EXERCISE GOAL
Set every record down again, exactly and completely.

INFORMATION SHOWN

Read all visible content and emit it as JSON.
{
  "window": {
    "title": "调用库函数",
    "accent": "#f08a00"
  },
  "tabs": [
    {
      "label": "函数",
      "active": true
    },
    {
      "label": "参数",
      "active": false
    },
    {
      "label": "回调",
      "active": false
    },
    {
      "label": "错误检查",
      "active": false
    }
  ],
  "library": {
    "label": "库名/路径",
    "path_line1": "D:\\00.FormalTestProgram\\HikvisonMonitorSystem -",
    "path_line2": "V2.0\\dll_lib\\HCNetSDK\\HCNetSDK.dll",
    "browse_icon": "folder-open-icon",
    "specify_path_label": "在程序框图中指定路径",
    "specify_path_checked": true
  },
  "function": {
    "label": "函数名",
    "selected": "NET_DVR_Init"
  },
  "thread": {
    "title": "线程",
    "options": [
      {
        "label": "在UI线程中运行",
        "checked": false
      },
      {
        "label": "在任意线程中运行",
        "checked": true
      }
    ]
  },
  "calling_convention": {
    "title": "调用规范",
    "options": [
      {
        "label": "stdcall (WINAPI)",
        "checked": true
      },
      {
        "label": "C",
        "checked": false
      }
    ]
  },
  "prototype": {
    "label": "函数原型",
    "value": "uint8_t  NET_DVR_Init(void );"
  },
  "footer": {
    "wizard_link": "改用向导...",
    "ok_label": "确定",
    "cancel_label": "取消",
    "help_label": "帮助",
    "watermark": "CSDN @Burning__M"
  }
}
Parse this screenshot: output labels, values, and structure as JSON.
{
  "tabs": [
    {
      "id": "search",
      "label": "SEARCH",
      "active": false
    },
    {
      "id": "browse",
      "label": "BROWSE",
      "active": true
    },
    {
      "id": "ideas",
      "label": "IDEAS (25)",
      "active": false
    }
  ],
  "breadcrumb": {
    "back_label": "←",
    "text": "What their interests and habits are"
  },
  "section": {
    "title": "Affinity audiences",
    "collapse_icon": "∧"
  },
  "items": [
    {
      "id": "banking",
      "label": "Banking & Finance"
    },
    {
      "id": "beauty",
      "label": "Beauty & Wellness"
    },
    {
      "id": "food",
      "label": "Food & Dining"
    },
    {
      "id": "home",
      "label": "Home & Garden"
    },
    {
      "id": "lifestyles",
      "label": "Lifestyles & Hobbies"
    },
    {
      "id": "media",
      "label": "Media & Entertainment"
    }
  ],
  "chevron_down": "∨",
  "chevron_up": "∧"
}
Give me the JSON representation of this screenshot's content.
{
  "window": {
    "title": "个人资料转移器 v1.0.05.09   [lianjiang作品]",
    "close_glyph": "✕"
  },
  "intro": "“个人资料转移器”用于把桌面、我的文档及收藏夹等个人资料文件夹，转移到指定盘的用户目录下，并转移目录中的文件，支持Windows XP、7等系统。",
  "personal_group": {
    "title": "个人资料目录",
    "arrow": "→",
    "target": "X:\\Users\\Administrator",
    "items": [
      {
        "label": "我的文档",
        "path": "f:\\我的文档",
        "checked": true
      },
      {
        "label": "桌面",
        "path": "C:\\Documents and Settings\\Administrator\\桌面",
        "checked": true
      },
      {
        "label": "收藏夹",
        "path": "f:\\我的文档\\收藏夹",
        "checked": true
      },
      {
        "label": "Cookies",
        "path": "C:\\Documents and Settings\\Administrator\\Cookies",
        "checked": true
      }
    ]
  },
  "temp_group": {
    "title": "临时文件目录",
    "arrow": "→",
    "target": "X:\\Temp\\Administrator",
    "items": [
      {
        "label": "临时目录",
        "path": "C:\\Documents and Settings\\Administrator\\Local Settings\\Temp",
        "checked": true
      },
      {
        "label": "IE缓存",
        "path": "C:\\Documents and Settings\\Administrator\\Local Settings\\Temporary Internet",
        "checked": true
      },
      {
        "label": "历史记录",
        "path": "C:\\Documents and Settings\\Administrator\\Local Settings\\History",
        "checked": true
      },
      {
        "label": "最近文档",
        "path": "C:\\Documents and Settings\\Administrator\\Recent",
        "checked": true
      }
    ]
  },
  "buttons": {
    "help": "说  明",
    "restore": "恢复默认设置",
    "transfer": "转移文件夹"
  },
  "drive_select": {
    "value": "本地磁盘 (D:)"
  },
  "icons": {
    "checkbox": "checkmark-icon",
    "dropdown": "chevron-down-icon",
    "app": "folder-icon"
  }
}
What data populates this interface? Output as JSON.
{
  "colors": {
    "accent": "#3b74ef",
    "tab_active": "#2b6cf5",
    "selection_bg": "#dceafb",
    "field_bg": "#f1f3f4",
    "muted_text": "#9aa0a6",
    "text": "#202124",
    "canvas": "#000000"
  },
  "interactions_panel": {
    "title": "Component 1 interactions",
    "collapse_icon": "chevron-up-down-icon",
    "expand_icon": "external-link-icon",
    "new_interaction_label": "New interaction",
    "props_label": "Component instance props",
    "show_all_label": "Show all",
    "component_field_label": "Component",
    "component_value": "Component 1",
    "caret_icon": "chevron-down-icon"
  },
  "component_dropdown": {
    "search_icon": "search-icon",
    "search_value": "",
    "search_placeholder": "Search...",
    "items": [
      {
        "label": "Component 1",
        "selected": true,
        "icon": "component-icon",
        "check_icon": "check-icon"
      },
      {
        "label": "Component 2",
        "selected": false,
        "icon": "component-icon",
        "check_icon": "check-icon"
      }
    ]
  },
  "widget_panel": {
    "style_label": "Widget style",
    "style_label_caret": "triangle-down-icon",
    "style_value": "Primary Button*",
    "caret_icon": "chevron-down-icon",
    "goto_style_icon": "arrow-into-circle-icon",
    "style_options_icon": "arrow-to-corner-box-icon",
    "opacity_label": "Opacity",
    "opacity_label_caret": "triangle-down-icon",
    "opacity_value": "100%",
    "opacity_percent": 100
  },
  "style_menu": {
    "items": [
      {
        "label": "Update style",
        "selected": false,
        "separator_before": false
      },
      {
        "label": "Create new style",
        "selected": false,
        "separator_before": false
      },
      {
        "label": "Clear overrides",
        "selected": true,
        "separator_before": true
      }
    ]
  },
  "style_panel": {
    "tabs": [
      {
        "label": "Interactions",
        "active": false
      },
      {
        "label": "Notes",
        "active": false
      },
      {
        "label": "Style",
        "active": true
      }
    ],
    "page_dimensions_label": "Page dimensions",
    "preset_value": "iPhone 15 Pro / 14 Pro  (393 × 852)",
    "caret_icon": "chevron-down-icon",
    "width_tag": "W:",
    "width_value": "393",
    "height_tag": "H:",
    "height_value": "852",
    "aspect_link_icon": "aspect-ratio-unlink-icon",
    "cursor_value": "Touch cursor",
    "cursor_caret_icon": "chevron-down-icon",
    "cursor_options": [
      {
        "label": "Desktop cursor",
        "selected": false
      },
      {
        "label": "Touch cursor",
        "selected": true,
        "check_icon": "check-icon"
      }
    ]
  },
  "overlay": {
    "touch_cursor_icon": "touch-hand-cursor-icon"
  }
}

RESPONSE AREA
Read all visible content and emit it as JSON.
{
  "window": {
    "title": "调用库函数",
    "accent": "#f08a00"
  },
  "tabs": [
    {
      "label": "函数",
      "active": true
    },
    {
      "label": "参数",
      "active": false
    },
    {
      "label": "回调",
      "active": false
    },
    {
      "label": "错误检查",
      "active": false
    }
  ],
  "library": {
    "label": "库名/路径",
    "path_line1": "D:\\00.FormalTestProgram\\HikvisonMonitorSystem -",
    "path_line2": "V2.0\\dll_lib\\HCNetSDK\\HCNetSDK.dll",
    "browse_icon": "folder-open-icon",
    "specify_path_label": "在程序框图中指定路径",
    "specify_path_checked": true
  },
  "function": {
    "label": "函数名",
    "selected": "NET_DVR_Init"
  },
  "thread": {
    "title": "线程",
    "options": [
      {
        "label": "在UI线程中运行",
        "checked": false
      },
      {
        "label": "在任意线程中运行",
        "checked": true
      }
    ]
  },
  "calling_convention": {
    "title": "调用规范",
    "options": [
      {
        "label": "stdcall (WINAPI)",
        "checked": true
      },
      {
        "label": "C",
        "checked": false
      }
    ]
  },
  "prototype": {
    "label": "函数原型",
    "value": "uint8_t  NET_DVR_Init(void );"
  },
  "footer": {
    "wizard_link": "改用向导...",
    "ok_label": "确定",
    "cancel_label": "取消",
    "help_label": "帮助",
    "watermark": "CSDN @Burning__M"
  }
}
Parse this screenshot: output labels, values, and structure as JSON.
{
  "tabs": [
    {
      "id": "search",
      "label": "SEARCH",
      "active": false
    },
    {
      "id": "browse",
      "label": "BROWSE",
      "active": true
    },
    {
      "id": "ideas",
      "label": "IDEAS (25)",
      "active": false
    }
  ],
  "breadcrumb": {
    "back_label": "←",
    "text": "What their interests and habits are"
  },
  "section": {
    "title": "Affinity audiences",
    "collapse_icon": "∧"
  },
  "items": [
    {
      "id": "banking",
      "label": "Banking & Finance"
    },
    {
      "id": "beauty",
      "label": "Beauty & Wellness"
    },
    {
      "id": "food",
      "label": "Food & Dining"
    },
    {
      "id": "home",
      "label": "Home & Garden"
    },
    {
      "id": "lifestyles",
      "label": "Lifestyles & Hobbies"
    },
    {
      "id": "media",
      "label": "Media & Entertainment"
    }
  ],
  "chevron_down": "∨",
  "chevron_up": "∧"
}
Give me the JSON representation of this screenshot's content.
{
  "window": {
    "title": "个人资料转移器 v1.0.05.09   [lianjiang作品]",
    "close_glyph": "✕"
  },
  "intro": "“个人资料转移器”用于把桌面、我的文档及收藏夹等个人资料文件夹，转移到指定盘的用户目录下，并转移目录中的文件，支持Windows XP、7等系统。",
  "personal_group": {
    "title": "个人资料目录",
    "arrow": "→",
    "target": "X:\\Users\\Administrator",
    "items": [
      {
        "label": "我的文档",
        "path": "f:\\我的文档",
        "checked": true
      },
      {
        "label": "桌面",
        "path": "C:\\Documents and Settings\\Administrator\\桌面",
        "checked": true
      },
      {
        "label": "收藏夹",
        "path": "f:\\我的文档\\收藏夹",
        "checked": true
      },
      {
        "label": "Cookies",
        "path": "C:\\Documents and Settings\\Administrator\\Cookies",
        "checked": true
      }
    ]
  },
  "temp_group": {
    "title": "临时文件目录",
    "arrow": "→",
    "target": "X:\\Temp\\Administrator",
    "items": [
      {
        "label": "临时目录",
        "path": "C:\\Documents and Settings\\Administrator\\Local Settings\\Temp",
        "checked": true
      },
      {
        "label": "IE缓存",
        "path": "C:\\Documents and Settings\\Administrator\\Local Settings\\Temporary Internet",
        "checked": true
      },
      {
        "label": "历史记录",
        "path": "C:\\Documents and Settings\\Administrator\\Local Settings\\History",
        "checked": true
      },
      {
        "label": "最近文档",
        "path": "C:\\Documents and Settings\\Administrator\\Recent",
        "checked": true
      }
    ]
  },
  "buttons": {
    "help": "说  明",
    "restore": "恢复默认设置",
    "transfer": "转移文件夹"
  },
  "drive_select": {
    "value": "本地磁盘 (D:)"
  },
  "icons": {
    "checkbox": "checkmark-icon",
    "dropdown": "chevron-down-icon",
    "app": "folder-icon"
  }
}
What data populates this interface? Output as JSON.
{
  "colors": {
    "accent": "#3b74ef",
    "tab_active": "#2b6cf5",
    "selection_bg": "#dceafb",
    "field_bg": "#f1f3f4",
    "muted_text": "#9aa0a6",
    "text": "#202124",
    "canvas": "#000000"
  },
  "interactions_panel": {
    "title": "Component 1 interactions",
    "collapse_icon": "chevron-up-down-icon",
    "expand_icon": "external-link-icon",
    "new_interaction_label": "New interaction",
    "props_label": "Component instance props",
    "show_all_label": "Show all",
    "component_field_label": "Component",
    "component_value": "Component 1",
    "caret_icon": "chevron-down-icon"
  },
  "component_dropdown": {
    "search_icon": "search-icon",
    "search_value": "",
    "search_placeholder": "Search...",
    "items": [
      {
        "label": "Component 1",
        "selected": true,
        "icon": "component-icon",
        "check_icon": "check-icon"
      },
      {
        "label": "Component 2",
        "selected": false,
        "icon": "component-icon",
        "check_icon": "check-icon"
      }
    ]
  },
  "widget_panel": {
    "style_label": "Widget style",
    "style_label_caret": "triangle-down-icon",
    "style_value": "Primary Button*",
    "caret_icon": "chevron-down-icon",
    "goto_style_icon": "arrow-into-circle-icon",
    "style_options_icon": "arrow-to-corner-box-icon",
    "opacity_label": "Opacity",
    "opacity_label_caret": "triangle-down-icon",
    "opacity_value": "100%",
    "opacity_percent": 100
  },
  "style_menu": {
    "items": [
      {
        "label": "Update style",
        "selected": false,
        "separator_before": false
      },
      {
        "label": "Create new style",
        "selected": false,
        "separator_before": false
      },
      {
        "label": "Clear overrides",
        "selected": true,
        "separator_before": true
      }
    ]
  },
  "style_panel": {
    "tabs": [
      {
        "label": "Interactions",
        "active": false
      },
      {
        "label": "Notes",
        "active": false
      },
      {
        "label": "Style",
        "active": true
      }
    ],
    "page_dimensions_label": "Page dimensions",
    "preset_value": "iPhone 15 Pro / 14 Pro  (393 × 852)",
    "caret_icon": "chevron-down-icon",
    "width_tag": "W:",
    "width_value": "393",
    "height_tag": "H:",
    "height_value": "852",
    "aspect_link_icon": "aspect-ratio-unlink-icon",
    "cursor_value": "Touch cursor",
    "cursor_caret_icon": "chevron-down-icon",
    "cursor_options": [
      {
        "label": "Desktop cursor",
        "selected": false
      },
      {
        "label": "Touch cursor",
        "selected": true,
        "check_icon": "check-icon"
      }
    ]
  },
  "overlay": {
    "touch_cursor_icon": "touch-hand-cursor-icon"
  }
}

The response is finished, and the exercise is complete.